The elder Carmen purchased the property in the 1950s, looking to move his family from the bustle of East Orange to the quiet of Lake Mohawk.
“He had to re-establish himself here,” Steve Scro said. “It was a difficult transition at first. There wasn’t a large Italian population here at that time, so he didn’t have any connections. In fact, he decided to call this place Carl’s instead of Carmen’s, to attract customers from the bigger German-American community.”
To that end, Carmen Scro, Sr. even put “Carl” name tags on his work shirts, and eventually began answering to the name.
“He wasn’t trying to fool anyone,” he said. “This place became...a real mixing pot where people would come and hang out, and talk to my grandfather and uncle.

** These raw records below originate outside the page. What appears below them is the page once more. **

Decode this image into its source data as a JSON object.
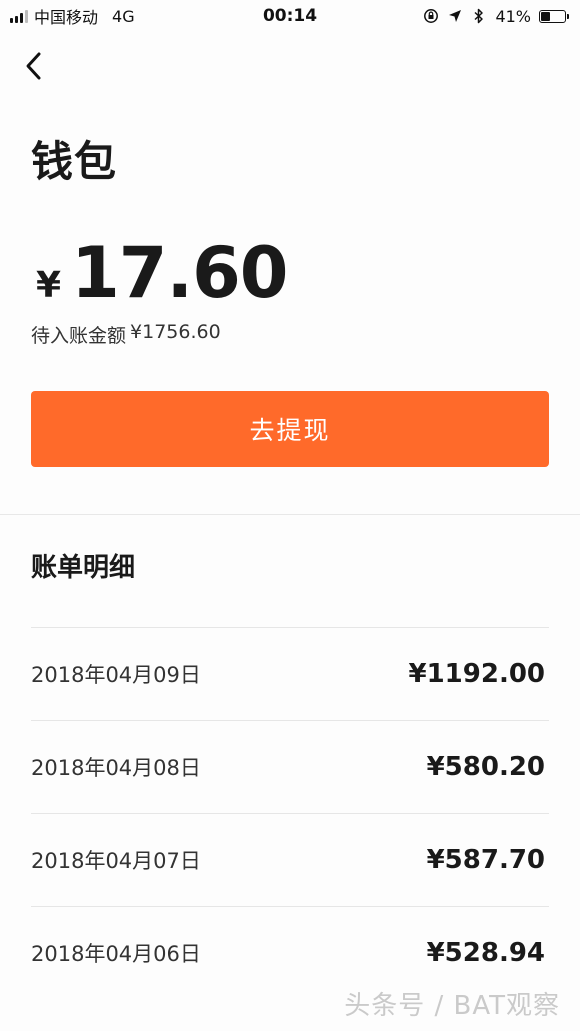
{
  "status_bar": {
    "carrier": "中国移动",
    "network": "4G",
    "time": "00:14",
    "battery_percent": "41%",
    "battery_level": 0.41,
    "icons": [
      "signal-icon",
      "orientation-lock-icon",
      "location-icon",
      "bluetooth-icon",
      "battery-icon"
    ]
  },
  "nav": {
    "back_icon": "back-arrow-icon"
  },
  "wallet": {
    "title": "钱包",
    "currency_symbol": "¥",
    "balance": "17.60",
    "pending_label": "待入账金额",
    "pending_value": "¥1756.60",
    "withdraw_label": "去提现"
  },
  "bills": {
    "title": "账单明细",
    "items": [
      {
        "date": "2018年04月09日",
        "amount": "¥1192.00"
      },
      {
        "date": "2018年04月08日",
        "amount": "¥580.20"
      },
      {
        "date": "2018年04月07日",
        "amount": "¥587.70"
      },
      {
        "date": "2018年04月06日",
        "amount": "¥528.94"
      }
    ]
  },
  "watermark": "头条号 / BAT观察",
  "colors": {
    "accent": "#ff6a2a",
    "text_primary": "#1a1a1a",
    "divider": "#e6e6e6"
  }
}
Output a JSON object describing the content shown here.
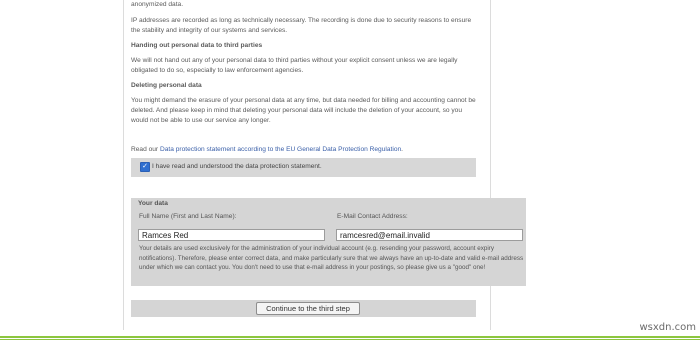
{
  "privacy": {
    "top_fragment": "anonymized data.",
    "ip_text": "IP addresses are recorded as long as technically necessary. The recording is done due to security reasons to ensure the stability and integrity of our systems and services.",
    "third_parties_heading": "Handing out personal data to third parties",
    "third_parties_text": "We will not hand out any of your personal data to third parties without your explicit consent unless we are legally obligated to do so, especially to law enforcement agencies.",
    "deleting_heading": "Deleting personal data",
    "deleting_text": "You might demand the erasure of your personal data at any time, but data needed for billing and accounting cannot be deleted. And please keep in mind that deleting your personal data will include the deletion of your account, so you would not be able to use our service any longer.",
    "read_prefix": "Read our",
    "read_link": "Data protection statement according to the EU General Data Protection Regulation",
    "read_suffix": "."
  },
  "consent": {
    "checked": true,
    "label": "I have read and understood the data protection statement."
  },
  "your_data": {
    "heading": "Your data",
    "name_label": "Full Name (First and Last Name):",
    "name_value": "Ramces Red",
    "email_label": "E-Mail Contact Address:",
    "email_value": "ramcesred@email.invalid",
    "note": "Your details are used exclusively for the administration of your individual account (e.g. resending your password, account expiry notifications). Therefore, please enter correct data, and make particularly sure that we always have an up-to-date and valid e-mail address under which we can contact you. You don't need to use that e-mail address in your postings, so please give us a \"good\" one!"
  },
  "continue_label": "Continue to the third step",
  "watermark": "wsxdn.com"
}
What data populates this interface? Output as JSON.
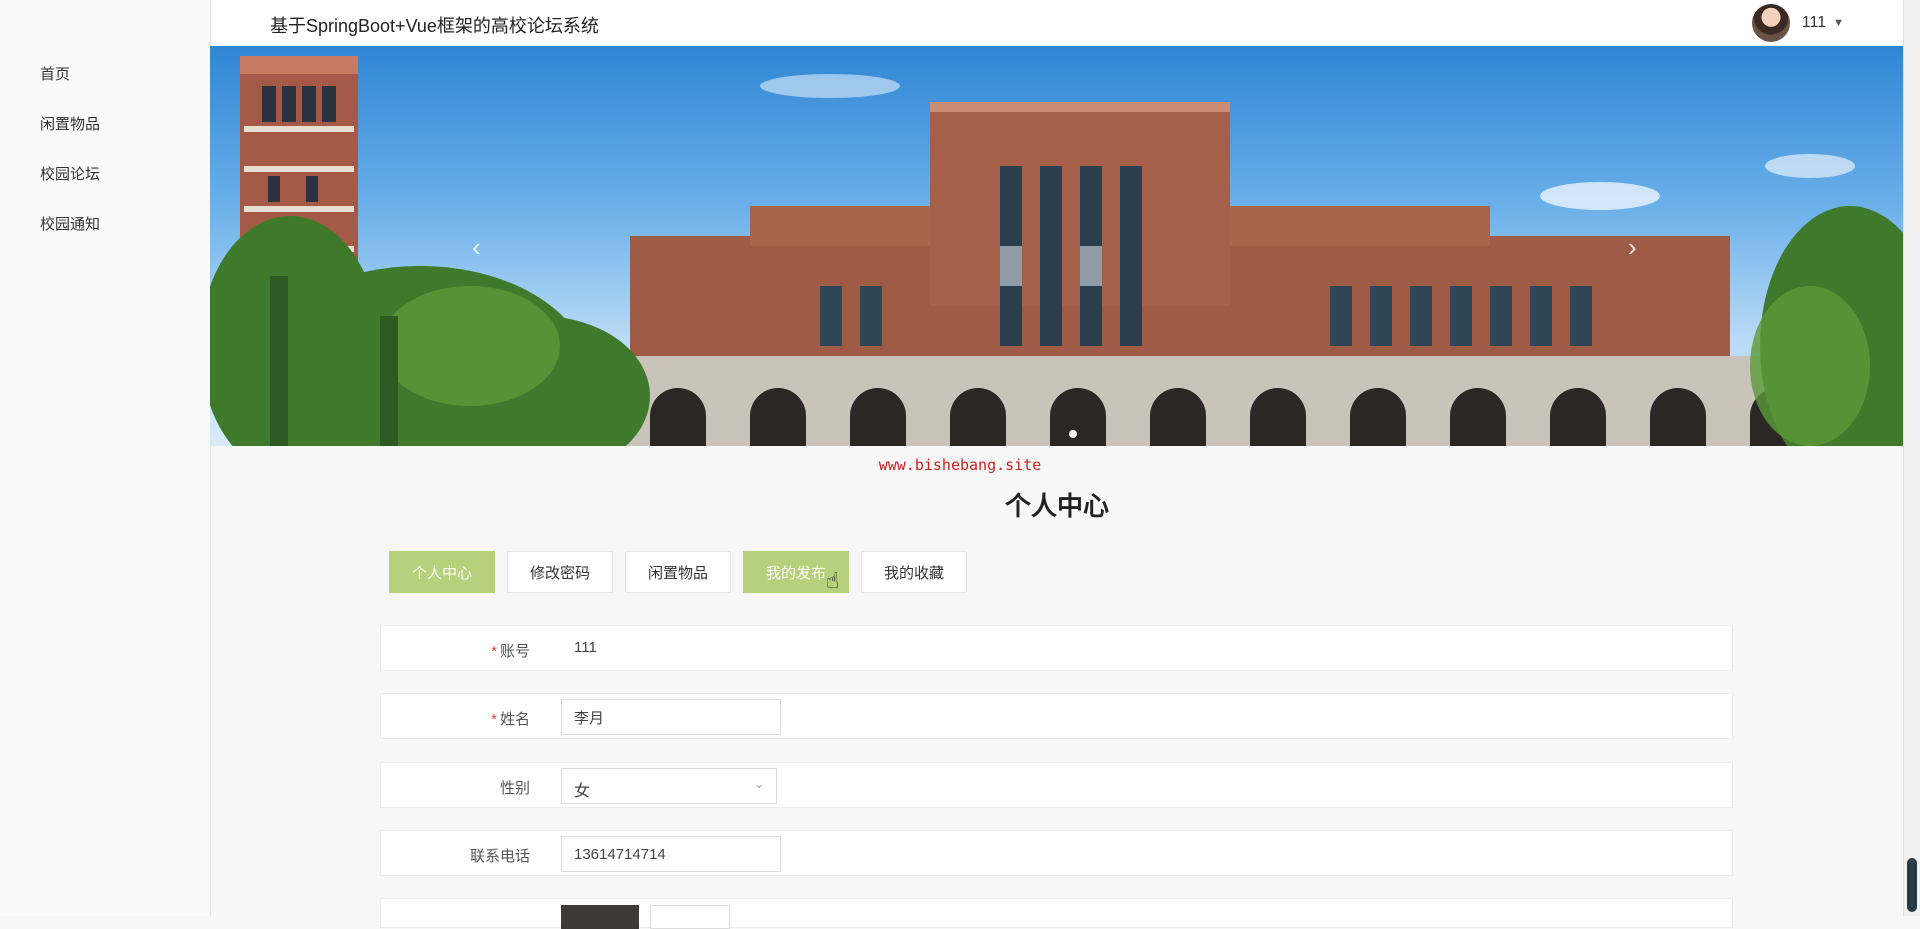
{
  "app": {
    "title": "基于SpringBoot+Vue框架的高校论坛系统"
  },
  "sidebar": {
    "items": [
      {
        "label": "首页"
      },
      {
        "label": "闲置物品"
      },
      {
        "label": "校园论坛"
      },
      {
        "label": "校园通知"
      }
    ]
  },
  "header": {
    "username": "111",
    "caret": "▼"
  },
  "banner": {
    "prev": "‹",
    "next": "›"
  },
  "watermark": "www.bishebang.site",
  "page": {
    "title": "个人中心"
  },
  "tabs": [
    {
      "label": "个人中心",
      "active": true
    },
    {
      "label": "修改密码",
      "active": false
    },
    {
      "label": "闲置物品",
      "active": false
    },
    {
      "label": "我的发布",
      "active": true
    },
    {
      "label": "我的收藏",
      "active": false
    }
  ],
  "form": {
    "account": {
      "label": "账号",
      "value": "111",
      "required": "*"
    },
    "name": {
      "label": "姓名",
      "value": "李月",
      "required": "*"
    },
    "gender": {
      "label": "性别",
      "value": "女"
    },
    "phone": {
      "label": "联系电话",
      "value": "13614714714"
    }
  },
  "colors": {
    "accent": "#b6d07b",
    "required": "#e54444",
    "watermark": "#cc2222"
  }
}
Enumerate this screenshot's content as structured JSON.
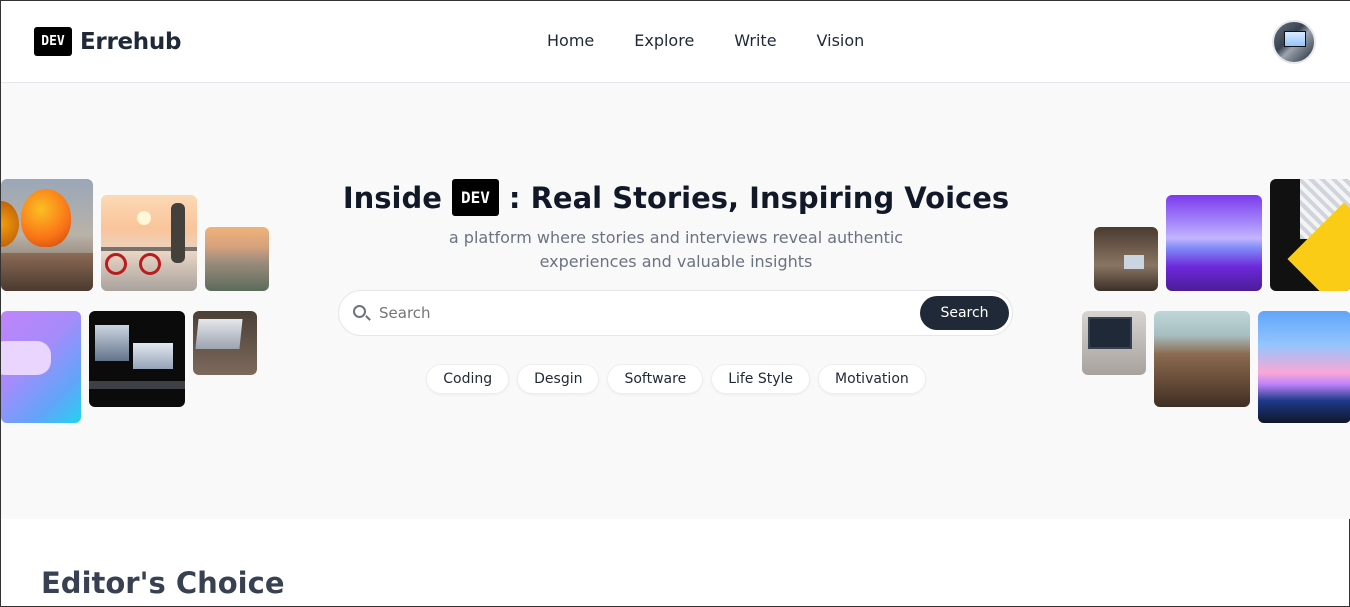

My grandfather, he always gave people a little extra; he gave them value for their bodywork, and he really valued their company.”
If you’ve ever seen Scro interact with diners at his restaurant, you’ll see that he inherited those social tendencies as well.
“I was a little sad when my grandfather took out the gas pumps here to focus solely on bodywork,” Scro said, “I always liked pumping gas and having conversations with the customers.”
These days Scro keeps his grandfather’s spirit alive by using the building, which he purchased from uncle Carmen, Jr. three years ago, as a de facto community center.
“We only use this building for good,” he said. “Emergency services training and meetings, pet adoption events; we even let JCP&L use it as a staging lot for storm response.”
The property has been the buzz around the township recently, with the possibility of public parking, and the police department using it as an impound lot, and a potential lease to the town as an event space on the table with the council.
“I think Sparta is seeing some of the problems that all growing, vibrant towns see,” Scro said, “and that’s an issue with space and parking for everyone who wants to be here. I’ll continue to work with the town and other business owners to see if I can do my part to help.”
Scro said keeping his grandfather’s legacy alive is important to him, and he even keeps some letterhead on the body shop’s lobby desk and some vintage tools in the workshop, to remind him of his days with family at the business.
“I also restored the service bells,” Scro said. “This building is the fabric of my beginning, and I like looking back and holding onto those memories."
The potential lease with the town is for two years, but Scro’s vision for the Carl’s Auto Body property goes way beyond that time frame.
“I’d like to honor my grandfather and the history of Lake Mohawk by opening a new business here,” he said. “I’ve been dreaming about a small boutique hotel, so we’ll see what the future holds.”